→ **What you are asked to do**
The data must be written out once more, precisely as given.

[Data about app and page elements]
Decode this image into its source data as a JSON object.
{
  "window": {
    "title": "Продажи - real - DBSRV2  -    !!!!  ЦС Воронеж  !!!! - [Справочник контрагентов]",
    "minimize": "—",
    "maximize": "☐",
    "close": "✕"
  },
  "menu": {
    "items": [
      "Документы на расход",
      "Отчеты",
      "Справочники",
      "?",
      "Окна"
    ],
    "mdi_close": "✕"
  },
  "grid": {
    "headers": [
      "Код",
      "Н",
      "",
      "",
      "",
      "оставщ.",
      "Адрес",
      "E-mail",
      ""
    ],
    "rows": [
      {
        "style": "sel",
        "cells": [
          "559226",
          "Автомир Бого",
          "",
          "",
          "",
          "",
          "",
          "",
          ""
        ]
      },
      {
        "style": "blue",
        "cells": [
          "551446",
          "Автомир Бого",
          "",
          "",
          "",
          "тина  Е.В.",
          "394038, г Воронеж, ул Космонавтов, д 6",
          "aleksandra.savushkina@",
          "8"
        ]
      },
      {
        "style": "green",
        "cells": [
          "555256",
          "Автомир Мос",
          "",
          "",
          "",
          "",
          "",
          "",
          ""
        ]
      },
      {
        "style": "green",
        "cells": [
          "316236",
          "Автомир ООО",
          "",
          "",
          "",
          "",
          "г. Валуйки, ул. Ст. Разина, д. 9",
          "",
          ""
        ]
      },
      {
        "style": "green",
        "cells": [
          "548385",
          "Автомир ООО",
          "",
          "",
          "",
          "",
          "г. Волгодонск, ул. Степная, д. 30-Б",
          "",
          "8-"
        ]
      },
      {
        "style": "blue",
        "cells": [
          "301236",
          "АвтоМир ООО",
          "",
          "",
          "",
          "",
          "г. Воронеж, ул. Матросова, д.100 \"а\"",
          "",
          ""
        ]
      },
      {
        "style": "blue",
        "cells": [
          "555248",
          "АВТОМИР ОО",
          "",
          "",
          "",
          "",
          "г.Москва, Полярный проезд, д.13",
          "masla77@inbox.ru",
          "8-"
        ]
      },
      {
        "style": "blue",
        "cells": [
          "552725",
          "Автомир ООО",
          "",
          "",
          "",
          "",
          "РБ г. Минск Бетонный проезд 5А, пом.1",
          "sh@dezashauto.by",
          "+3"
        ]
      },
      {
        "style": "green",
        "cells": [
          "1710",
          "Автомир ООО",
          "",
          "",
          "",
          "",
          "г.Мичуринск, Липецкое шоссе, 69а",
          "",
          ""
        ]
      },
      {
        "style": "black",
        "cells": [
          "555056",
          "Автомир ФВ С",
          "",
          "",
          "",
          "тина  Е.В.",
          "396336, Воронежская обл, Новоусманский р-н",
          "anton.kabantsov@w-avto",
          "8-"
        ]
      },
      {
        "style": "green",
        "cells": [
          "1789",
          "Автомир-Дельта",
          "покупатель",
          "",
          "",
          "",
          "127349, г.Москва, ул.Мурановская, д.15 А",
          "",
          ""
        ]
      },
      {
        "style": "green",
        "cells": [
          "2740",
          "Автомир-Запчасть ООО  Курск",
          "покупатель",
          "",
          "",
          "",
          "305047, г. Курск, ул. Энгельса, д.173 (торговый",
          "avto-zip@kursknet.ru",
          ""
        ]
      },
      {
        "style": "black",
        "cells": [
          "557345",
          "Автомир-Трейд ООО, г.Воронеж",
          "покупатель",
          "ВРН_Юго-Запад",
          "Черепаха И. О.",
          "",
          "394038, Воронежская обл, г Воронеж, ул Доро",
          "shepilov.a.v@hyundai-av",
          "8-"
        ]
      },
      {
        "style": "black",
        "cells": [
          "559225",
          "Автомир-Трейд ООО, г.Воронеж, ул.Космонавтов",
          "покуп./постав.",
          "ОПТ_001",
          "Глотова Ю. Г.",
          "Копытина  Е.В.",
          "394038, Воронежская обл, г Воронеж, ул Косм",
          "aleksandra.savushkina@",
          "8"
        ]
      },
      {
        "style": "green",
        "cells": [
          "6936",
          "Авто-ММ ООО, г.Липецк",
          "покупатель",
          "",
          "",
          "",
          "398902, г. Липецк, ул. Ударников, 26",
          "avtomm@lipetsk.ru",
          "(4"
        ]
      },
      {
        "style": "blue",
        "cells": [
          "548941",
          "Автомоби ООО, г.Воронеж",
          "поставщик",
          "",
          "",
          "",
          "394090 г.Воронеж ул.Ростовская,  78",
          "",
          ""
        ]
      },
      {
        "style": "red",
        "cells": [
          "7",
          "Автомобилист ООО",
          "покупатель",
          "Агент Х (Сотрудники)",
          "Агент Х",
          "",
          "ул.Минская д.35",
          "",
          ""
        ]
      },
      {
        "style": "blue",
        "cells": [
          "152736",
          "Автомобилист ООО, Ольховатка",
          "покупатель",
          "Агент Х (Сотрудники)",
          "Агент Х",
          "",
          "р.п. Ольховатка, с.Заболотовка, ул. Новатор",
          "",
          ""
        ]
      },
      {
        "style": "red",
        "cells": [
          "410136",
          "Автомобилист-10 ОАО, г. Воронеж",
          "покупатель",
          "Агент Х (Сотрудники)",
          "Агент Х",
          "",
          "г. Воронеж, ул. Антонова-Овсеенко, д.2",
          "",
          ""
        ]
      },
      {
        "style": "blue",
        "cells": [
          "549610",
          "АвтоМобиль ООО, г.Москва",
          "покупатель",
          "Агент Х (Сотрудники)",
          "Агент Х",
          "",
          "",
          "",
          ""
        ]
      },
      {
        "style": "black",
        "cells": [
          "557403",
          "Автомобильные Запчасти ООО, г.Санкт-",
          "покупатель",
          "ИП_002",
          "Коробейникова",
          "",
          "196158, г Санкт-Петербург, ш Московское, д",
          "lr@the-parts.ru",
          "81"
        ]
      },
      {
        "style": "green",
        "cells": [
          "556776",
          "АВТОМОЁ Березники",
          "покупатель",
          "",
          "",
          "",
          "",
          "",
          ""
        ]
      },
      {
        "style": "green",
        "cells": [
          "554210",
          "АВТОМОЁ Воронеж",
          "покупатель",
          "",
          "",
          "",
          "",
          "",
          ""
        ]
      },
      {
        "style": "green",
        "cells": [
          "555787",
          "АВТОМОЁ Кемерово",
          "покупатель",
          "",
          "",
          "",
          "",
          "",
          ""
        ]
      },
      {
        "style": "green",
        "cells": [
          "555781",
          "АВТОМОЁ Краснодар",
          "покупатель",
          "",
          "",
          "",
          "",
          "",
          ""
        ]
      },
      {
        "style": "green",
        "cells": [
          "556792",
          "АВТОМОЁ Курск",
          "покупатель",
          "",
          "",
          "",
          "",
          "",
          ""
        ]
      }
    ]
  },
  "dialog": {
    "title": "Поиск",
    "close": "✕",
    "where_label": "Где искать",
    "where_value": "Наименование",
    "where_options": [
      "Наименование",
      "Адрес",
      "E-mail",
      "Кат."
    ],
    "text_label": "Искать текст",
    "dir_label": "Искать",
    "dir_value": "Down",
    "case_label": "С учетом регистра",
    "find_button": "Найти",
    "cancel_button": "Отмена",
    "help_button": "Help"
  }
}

→ **Written solution**
Decode this image into its source data as a JSON object.
{
  "window": {
    "title": "Продажи - real - DBSRV2  -    !!!!  ЦС Воронеж  !!!! - [Справочник контрагентов]",
    "minimize": "—",
    "maximize": "☐",
    "close": "✕"
  },
  "menu": {
    "items": [
      "Документы на расход",
      "Отчеты",
      "Справочники",
      "?",
      "Окна"
    ],
    "mdi_close": "✕"
  },
  "grid": {
    "headers": [
      "Код",
      "Н",
      "",
      "",
      "",
      "оставщ.",
      "Адрес",
      "E-mail",
      ""
    ],
    "rows": [
      {
        "style": "sel",
        "cells": [
          "559226",
          "Автомир Бого",
          "",
          "",
          "",
          "",
          "",
          "",
          ""
        ]
      },
      {
        "style": "blue",
        "cells": [
          "551446",
          "Автомир Бого",
          "",
          "",
          "",
          "тина  Е.В.",
          "394038, г Воронеж, ул Космонавтов, д 6",
          "aleksandra.savushkina@",
          "8"
        ]
      },
      {
        "style": "green",
        "cells": [
          "555256",
          "Автомир Мос",
          "",
          "",
          "",
          "",
          "",
          "",
          ""
        ]
      },
      {
        "style": "green",
        "cells": [
          "316236",
          "Автомир ООО",
          "",
          "",
          "",
          "",
          "г. Валуйки, ул. Ст. Разина, д. 9",
          "",
          ""
        ]
      },
      {
        "style": "green",
        "cells": [
          "548385",
          "Автомир ООО",
          "",
          "",
          "",
          "",
          "г. Волгодонск, ул. Степная, д. 30-Б",
          "",
          "8-"
        ]
      },
      {
        "style": "blue",
        "cells": [
          "301236",
          "АвтоМир ООО",
          "",
          "",
          "",
          "",
          "г. Воронеж, ул. Матросова, д.100 \"а\"",
          "",
          ""
        ]
      },
      {
        "style": "blue",
        "cells": [
          "555248",
          "АВТОМИР ОО",
          "",
          "",
          "",
          "",
          "г.Москва, Полярный проезд, д.13",
          "masla77@inbox.ru",
          "8-"
        ]
      },
      {
        "style": "blue",
        "cells": [
          "552725",
          "Автомир ООО",
          "",
          "",
          "",
          "",
          "РБ г. Минск Бетонный проезд 5А, пом.1",
          "sh@dezashauto.by",
          "+3"
        ]
      },
      {
        "style": "green",
        "cells": [
          "1710",
          "Автомир ООО",
          "",
          "",
          "",
          "",
          "г.Мичуринск, Липецкое шоссе, 69а",
          "",
          ""
        ]
      },
      {
        "style": "black",
        "cells": [
          "555056",
          "Автомир ФВ С",
          "",
          "",
          "",
          "тина  Е.В.",
          "396336, Воронежская обл, Новоусманский р-н",
          "anton.kabantsov@w-avto",
          "8-"
        ]
      },
      {
        "style": "green",
        "cells": [
          "1789",
          "Автомир-Дельта",
          "покупатель",
          "",
          "",
          "",
          "127349, г.Москва, ул.Мурановская, д.15 А",
          "",
          ""
        ]
      },
      {
        "style": "green",
        "cells": [
          "2740",
          "Автомир-Запчасть ООО  Курск",
          "покупатель",
          "",
          "",
          "",
          "305047, г. Курск, ул. Энгельса, д.173 (торговый",
          "avto-zip@kursknet.ru",
          ""
        ]
      },
      {
        "style": "black",
        "cells": [
          "557345",
          "Автомир-Трейд ООО, г.Воронеж",
          "покупатель",
          "ВРН_Юго-Запад",
          "Черепаха И. О.",
          "",
          "394038, Воронежская обл, г Воронеж, ул Доро",
          "shepilov.a.v@hyundai-av",
          "8-"
        ]
      },
      {
        "style": "black",
        "cells": [
          "559225",
          "Автомир-Трейд ООО, г.Воронеж, ул.Космонавтов",
          "покуп./постав.",
          "ОПТ_001",
          "Глотова Ю. Г.",
          "Копытина  Е.В.",
          "394038, Воронежская обл, г Воронеж, ул Косм",
          "aleksandra.savushkina@",
          "8"
        ]
      },
      {
        "style": "green",
        "cells": [
          "6936",
          "Авто-ММ ООО, г.Липецк",
          "покупатель",
          "",
          "",
          "",
          "398902, г. Липецк, ул. Ударников, 26",
          "avtomm@lipetsk.ru",
          "(4"
        ]
      },
      {
        "style": "blue",
        "cells": [
          "548941",
          "Автомоби ООО, г.Воронеж",
          "поставщик",
          "",
          "",
          "",
          "394090 г.Воронеж ул.Ростовская,  78",
          "",
          ""
        ]
      },
      {
        "style": "red",
        "cells": [
          "7",
          "Автомобилист ООО",
          "покупатель",
          "Агент Х (Сотрудники)",
          "Агент Х",
          "",
          "ул.Минская д.35",
          "",
          ""
        ]
      },
      {
        "style": "blue",
        "cells": [
          "152736",
          "Автомобилист ООО, Ольховатка",
          "покупатель",
          "Агент Х (Сотрудники)",
          "Агент Х",
          "",
          "р.п. Ольховатка, с.Заболотовка, ул. Новатор",
          "",
          ""
        ]
      },
      {
        "style": "red",
        "cells": [
          "410136",
          "Автомобилист-10 ОАО, г. Воронеж",
          "покупатель",
          "Агент Х (Сотрудники)",
          "Агент Х",
          "",
          "г. Воронеж, ул. Антонова-Овсеенко, д.2",
          "",
          ""
        ]
      },
      {
        "style": "blue",
        "cells": [
          "549610",
          "АвтоМобиль ООО, г.Москва",
          "покупатель",
          "Агент Х (Сотрудники)",
          "Агент Х",
          "",
          "",
          "",
          ""
        ]
      },
      {
        "style": "black",
        "cells": [
          "557403",
          "Автомобильные Запчасти ООО, г.Санкт-",
          "покупатель",
          "ИП_002",
          "Коробейникова",
          "",
          "196158, г Санкт-Петербург, ш Московское, д",
          "lr@the-parts.ru",
          "81"
        ]
      },
      {
        "style": "green",
        "cells": [
          "556776",
          "АВТОМОЁ Березники",
          "покупатель",
          "",
          "",
          "",
          "",
          "",
          ""
        ]
      },
      {
        "style": "green",
        "cells": [
          "554210",
          "АВТОМОЁ Воронеж",
          "покупатель",
          "",
          "",
          "",
          "",
          "",
          ""
        ]
      },
      {
        "style": "green",
        "cells": [
          "555787",
          "АВТОМОЁ Кемерово",
          "покупатель",
          "",
          "",
          "",
          "",
          "",
          ""
        ]
      },
      {
        "style": "green",
        "cells": [
          "555781",
          "АВТОМОЁ Краснодар",
          "покупатель",
          "",
          "",
          "",
          "",
          "",
          ""
        ]
      },
      {
        "style": "green",
        "cells": [
          "556792",
          "АВТОМОЁ Курск",
          "покупатель",
          "",
          "",
          "",
          "",
          "",
          ""
        ]
      }
    ]
  },
  "dialog": {
    "title": "Поиск",
    "close": "✕",
    "where_label": "Где искать",
    "where_value": "Наименование",
    "where_options": [
      "Наименование",
      "Адрес",
      "E-mail",
      "Кат."
    ],
    "text_label": "Искать текст",
    "dir_label": "Искать",
    "dir_value": "Down",
    "case_label": "С учетом регистра",
    "find_button": "Найти",
    "cancel_button": "Отмена",
    "help_button": "Help"
  }
}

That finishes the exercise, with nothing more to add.